Why do bond yields matter to ASX share investors and why is everyone suddenly talking about them?
What do rising bond yields mean?
Benchmark United States Government bond yields have been downward trending since late 2018. Yields have managed to plummet from as high as 3.25% in October 2018 to as low as 0.50% in late 2020.
Record low bond yields mean that investors are forced to seek out higher-risk investments to gain a meaningful return. This translates to a flow of funds from bond markets into higher risk assets such as equity markets. Lower borrowing rates also buoy the economy and encourage greater economic activity from businesses and consumers.
More recently, bond yields have surged from lows of 0.50% to 1.55% last night. Rising yields have a ripple effect across the economy and the stock market. Higher yields, or interest rates, translate to higher borrowing costs for individuals and businesses. As bond yields inch higher, this could also result in a flow of funds from share markets back into bond markets.
Furthermore, one of the dangers of record low, near-zero interest rates is that they can inflate asset prices. As bond yields have pushed higher, the sectors that benefitted the most from low yields, such as tech, have been hit the hardest. Meanwhile, cyclical industries and sectors that generate strong cash flows, such as financials, infrastructure and commodities, typically perform better under higher interest rate environments.

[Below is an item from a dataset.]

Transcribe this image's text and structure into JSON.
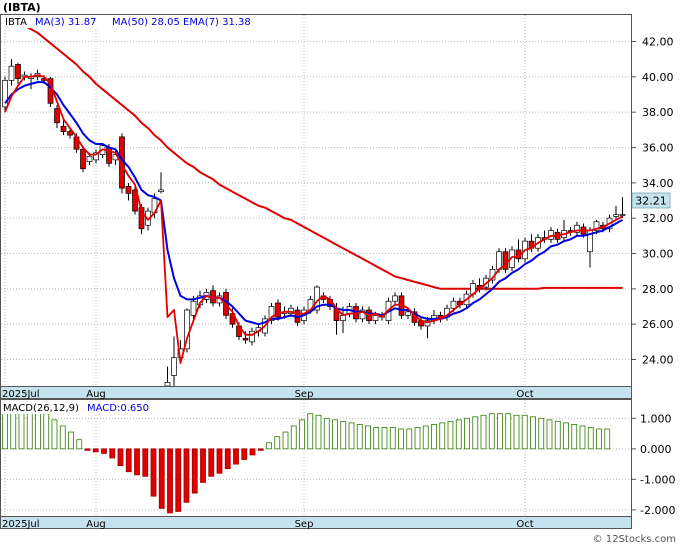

For example, the S&P/ASX 200 Info Tech Index (ASX: XIJ) slumped by more than 10% in February, despite the S&P/ASX 200 Index (ASX: XJO) closing 1% higher. In the last few weeks, the US tech-heavy Nasdaq Composite (NASDAQ: .IXIC) has consistently underperformed the S&P 500 Index (SP: .INX) and the Dow Jones Industrial Average Index (DJX: .DJI).
ASX 200 tech shares slammed
The most richly-valued sector, tech, is arguably the most vulnerable to rising bond yields. This can be evidenced by the sea of red across most tech and growth related shares today. Most notably, the Afterpay Ltd (ASX: APT) share price has slumped nearly 7% to a 3-month low around the $110 level. Meanwhile, other large cap tech shares such as Xero Limited (ASX: XRO), WiseTech Global Ltd (ASX: WTC) and NextDC Ltd (ASX: NXT) have also ground lower.